In 2013, the American Society of Civil Engineers (ASCE) gave the levee system in the United States an overall rating of D-. This rating is based in part on information from the National Levee Database (NLD) which is comprised of approximately 14,700 miles of levees operated by the U.S. Army Corps of Engineers (USACE). These levees are more than 55 years old on average and were originally designed to protect farmland from flooding; however, due to urban sprawl and changes in land use, over 14 million people now live or work behind these structures. Unfortunately, only 8% of these levees are found to be in acceptable condition, while about 69% are minimally acceptable, and 22% are rated as unacceptable. In the coming decades, continued deterioration, urban development, and an increase in extreme weather events will test these structures to and beyond their capacity, leading to a significant increase in risk. To prevent failures in these structures, ASCE estimates more than $100 billion is needed to repair and rehabilitate the levee system. However, only a small portion of that money is currently allocated by the federal government. Therefore, the available money must to be used to repair the most critical levees first. Typically, levees are evaluated based on a simple visual inspection program to identify critical or weak spots in the levee system.

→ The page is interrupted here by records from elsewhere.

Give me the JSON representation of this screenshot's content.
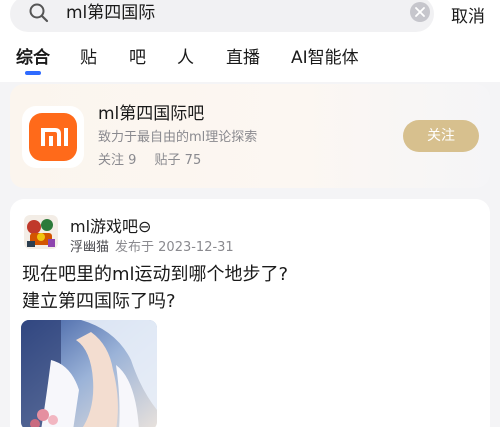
{
  "search": {
    "query": "ml第四国际",
    "cancel_label": "取消"
  },
  "tabs": [
    {
      "label": "综合",
      "active": true
    },
    {
      "label": "贴",
      "active": false
    },
    {
      "label": "吧",
      "active": false
    },
    {
      "label": "人",
      "active": false
    },
    {
      "label": "直播",
      "active": false
    },
    {
      "label": "AI智能体",
      "active": false
    }
  ],
  "forum": {
    "name": "ml第四国际吧",
    "description": "致力于最自由的ml理论探索",
    "followers": "关注 9",
    "posts": "贴子 75",
    "follow_label": "关注",
    "logo_icon": "xiaomi-mi-logo",
    "accent": "#ff6a1a",
    "follow_color": "#d7c08e"
  },
  "post": {
    "forum_name": "ml游戏吧",
    "forum_badge": "⊖",
    "author": "浮幽猫",
    "published": "发布于 2023-12-31",
    "title_line1": "现在吧里的ml运动到哪个地步了?",
    "title_line2": "建立第四国际了吗?"
  },
  "colors": {
    "tab_indicator": "#2f6bff",
    "secondary_text": "#8a8a8f"
  }
}
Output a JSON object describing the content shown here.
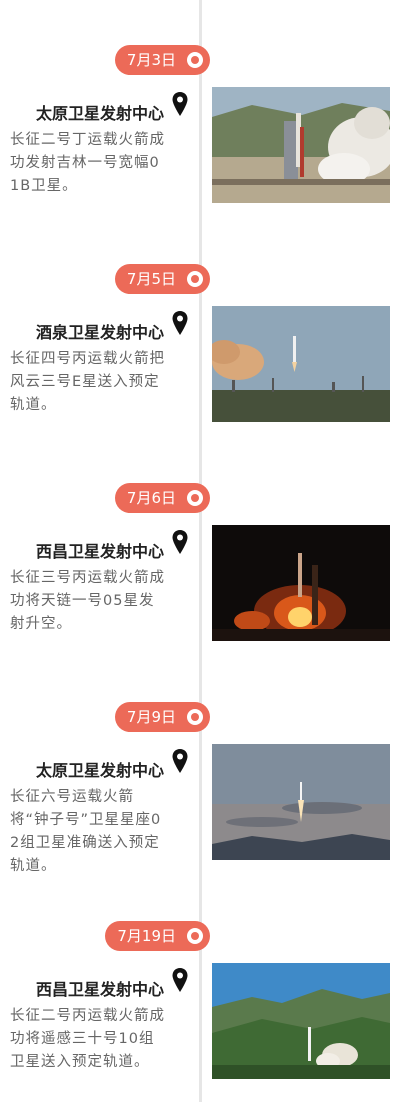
{
  "entries": [
    {
      "date": "7月3日",
      "place": "太原卫星发射中心",
      "desc": "长征二号丁运载火箭成功发射吉林一号宽幅01B卫星。",
      "photo": "launch-pad-with-smoke-photo"
    },
    {
      "date": "7月5日",
      "place": "酒泉卫星发射中心",
      "desc": "长征四号丙运载火箭把风云三号E星送入预定轨道。",
      "photo": "rocket-ascending-photo"
    },
    {
      "date": "7月6日",
      "place": "西昌卫星发射中心",
      "desc": "长征三号丙运载火箭成功将天链一号05星发射升空。",
      "photo": "night-launch-photo"
    },
    {
      "date": "7月9日",
      "place": "太原卫星发射中心",
      "desc": "长征六号运载火箭将“钟子号”卫星星座02组卫星准确送入预定轨道。",
      "photo": "dusk-launch-photo"
    },
    {
      "date": "7月19日",
      "place": "西昌卫星发射中心",
      "desc": "长征二号丙运载火箭成功将遥感三十号10组卫星送入预定轨道。",
      "photo": "mountain-launch-photo"
    }
  ],
  "colors": {
    "accent": "#ec6a58",
    "line": "#e6e6e6",
    "text": "#666666",
    "title": "#222222"
  }
}
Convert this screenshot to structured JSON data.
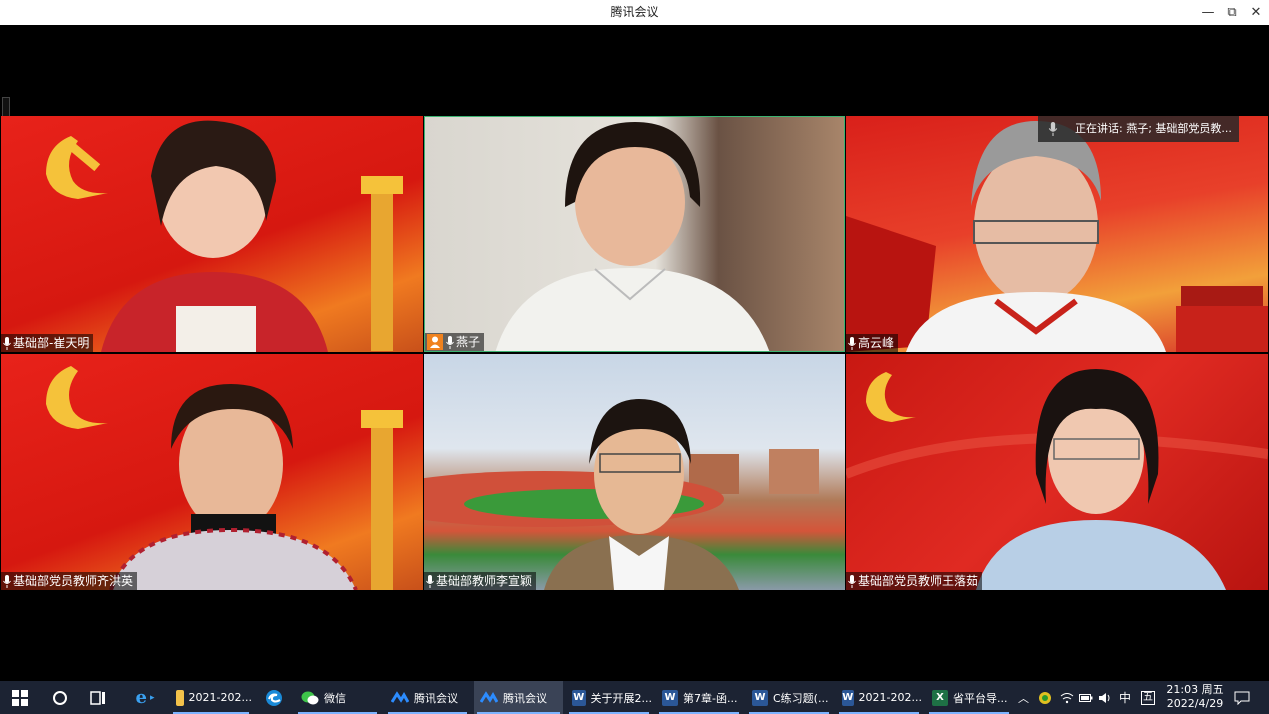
{
  "window": {
    "title": "腾讯会议",
    "minimize": "—",
    "restore": "⧉",
    "close": "✕"
  },
  "speaking_banner": "正在讲话: 燕子; 基础部党员教...",
  "participants": [
    {
      "name": "基础部-崔天明",
      "host": false
    },
    {
      "name": "燕子",
      "host": true
    },
    {
      "name": "高云峰",
      "host": false
    },
    {
      "name": "基础部党员教师齐洪英",
      "host": false
    },
    {
      "name": "基础部教师李宣颖",
      "host": false
    },
    {
      "name": "基础部党员教师王落茹",
      "host": false
    }
  ],
  "taskbar": {
    "items": [
      {
        "label": "2021-202...",
        "icon": "folder-icon"
      },
      {
        "label": "微信",
        "icon": "wechat-icon"
      },
      {
        "label": "腾讯会议",
        "icon": "tencent-meeting-icon"
      },
      {
        "label": "腾讯会议",
        "icon": "tencent-meeting-icon"
      },
      {
        "label": "关于开展2...",
        "icon": "word-icon"
      },
      {
        "label": "第7章-函...",
        "icon": "word-icon"
      },
      {
        "label": "C练习题(...",
        "icon": "word-icon"
      },
      {
        "label": "2021-202...",
        "icon": "word-icon"
      },
      {
        "label": "省平台导...",
        "icon": "excel-icon"
      }
    ],
    "tray": {
      "ime": "中",
      "ime2": "五",
      "time": "21:03 周五",
      "date": "2022/4/29"
    }
  },
  "colors": {
    "taskbar": "#1c2333",
    "red_bg": "#d8201a",
    "accent": "#f0821e"
  }
}
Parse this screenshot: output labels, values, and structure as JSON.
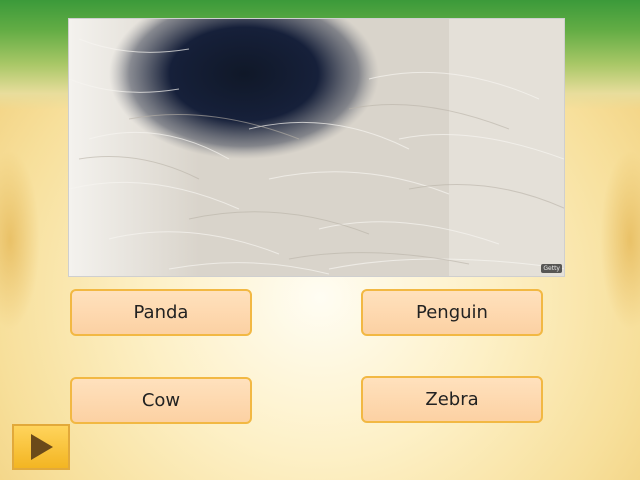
{
  "photo": {
    "credit": "Getty"
  },
  "answers": {
    "panda": "Panda",
    "penguin": "Penguin",
    "cow": "Cow",
    "zebra": "Zebra"
  },
  "controls": {
    "play_icon": "play-triangle-icon"
  },
  "colors": {
    "answer_fill": "#fcd1a3",
    "answer_border": "#f2b843",
    "play_button": "#f3b522",
    "play_triangle": "#6b4a1a",
    "top_band": "#3b9a3a"
  }
}
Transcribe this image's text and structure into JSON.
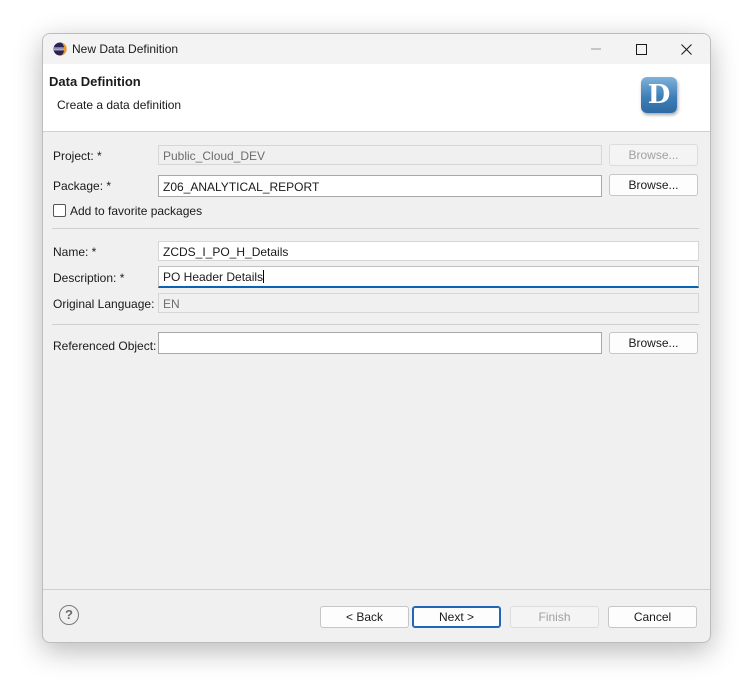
{
  "window": {
    "title": "New Data Definition",
    "icon": "eclipse-icon"
  },
  "banner": {
    "title": "Data Definition",
    "subtitle": "Create a data definition",
    "logo_letter": "D",
    "logo_color": "#3f7fb8"
  },
  "form": {
    "project": {
      "label": "Project: *",
      "value": "Public_Cloud_DEV",
      "browse": "Browse..."
    },
    "package": {
      "label": "Package: *",
      "value": "Z06_ANALYTICAL_REPORT",
      "browse": "Browse..."
    },
    "favorite": {
      "label": "Add to favorite packages",
      "checked": false
    },
    "name": {
      "label": "Name: *",
      "value": "ZCDS_I_PO_H_Details"
    },
    "description": {
      "label": "Description: *",
      "value": "PO Header Details"
    },
    "language": {
      "label": "Original Language:",
      "value": "EN"
    },
    "referenced": {
      "label": "Referenced Object:",
      "value": "",
      "browse": "Browse..."
    }
  },
  "buttons": {
    "help": "?",
    "back": "< Back",
    "next": "Next >",
    "finish": "Finish",
    "cancel": "Cancel"
  },
  "colors": {
    "focus_accent": "#0a64b4",
    "default_button_border": "#1f65b8"
  }
}
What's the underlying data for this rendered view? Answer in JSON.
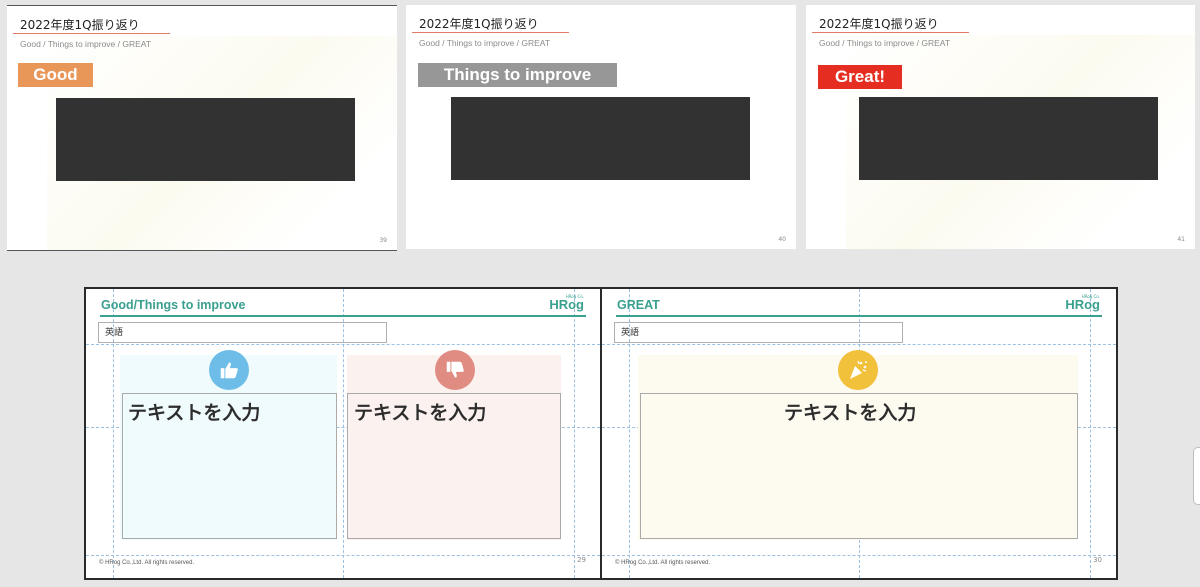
{
  "top_slides": [
    {
      "title": "2022年度1Q振り返り",
      "subtitle": "Good / Things to improve / GREAT",
      "badge": "Good",
      "page": "39"
    },
    {
      "title": "2022年度1Q振り返り",
      "subtitle": "Good / Things to improve / GREAT",
      "badge": "Things to improve",
      "page": "40"
    },
    {
      "title": "2022年度1Q振り返り",
      "subtitle": "Good / Things to improve / GREAT",
      "badge": "Great!",
      "page": "41"
    }
  ],
  "bottom_slides": [
    {
      "title": "Good/Things to improve",
      "logo": "HRog",
      "logo_tag": "HRog Co.",
      "lang": "英語",
      "columns": [
        {
          "text": "テキストを入力",
          "icon": "thumbs-up-icon",
          "color": "#6ebde9",
          "bg": "#f0fbfd"
        },
        {
          "text": "テキストを入力",
          "icon": "thumbs-down-icon",
          "color": "#e08c82",
          "bg": "#fbf1ef"
        }
      ],
      "footer": "© HRog Co.,Ltd. All rights reserved.",
      "page": "29"
    },
    {
      "title": "GREAT",
      "logo": "HRog",
      "logo_tag": "HRog Co.",
      "lang": "英語",
      "columns": [
        {
          "text": "テキストを入力",
          "icon": "party-popper-icon",
          "color": "#f1c13b",
          "bg": "#fdfaf0"
        }
      ],
      "footer": "© HRog Co.,Ltd. All rights reserved.",
      "page": "30"
    }
  ],
  "colors": {
    "accent_teal": "#3aa08f",
    "good_orange": "#e99659",
    "improve_gray": "#979797",
    "great_red": "#e62d21",
    "title_underline": "#e27b64"
  }
}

  • Record URL:
  • Supplemental Notes:
    • A comprehensive literature review has been compiled which identified main levee failure mechanisms, the corresponding defects associated with these failures mechanisms, and the non-destructive geophysical methods that have been used to detect these defects. A small earthen dam has been identified and tested using surface wave methods and resistivity in association with Natural Resource Conservation Service (NRCS). Data processing is near completion for the dam. The results will be used to establish the data processing and preliminary statistical framework. Lab work has also been conducted to understand the relationship between resistivity, density, and water content.

Language

  • English

Project

  • Status: Completed
  • Funding: $238139.00
  • Contract Numbers:

    DTRT13-G-UTC50

  • Sponsor Organizations:

    University of Arkansas, Fayetteville

    Department of Civil Engineering
    Fayetteville, AR  United States  72701

    Research and Innovative Technology Administration

    University Transportation Centers Program
    1200 New Jersey Avenue
    Washington, DC  United States  20590
  • Performing Organizations:

    University of Arkansas, Fayetteville

    Department of Civil Engineering
    Fayetteville, AR  United States  72701
  • Principal Investigators:

    Bernhardt, Michelle

    Wood, Clinton

  • Start Date: 20150101
  • Expected Completion Date: 0
  • Actual Completion Date: 20170601
  • Source Data: RiP Project 37075

Subject/Index Terms

Filing Info

  • Accession Number: 01573278
  • Record Type: Research project
  • Source Agency: Maritime Transportation Research and Education Center
  • Contract Numbers: DTRT13-G-UTC50
  • Files: UTC, RiP
  • Created Date: Aug 21 2015 1:00AM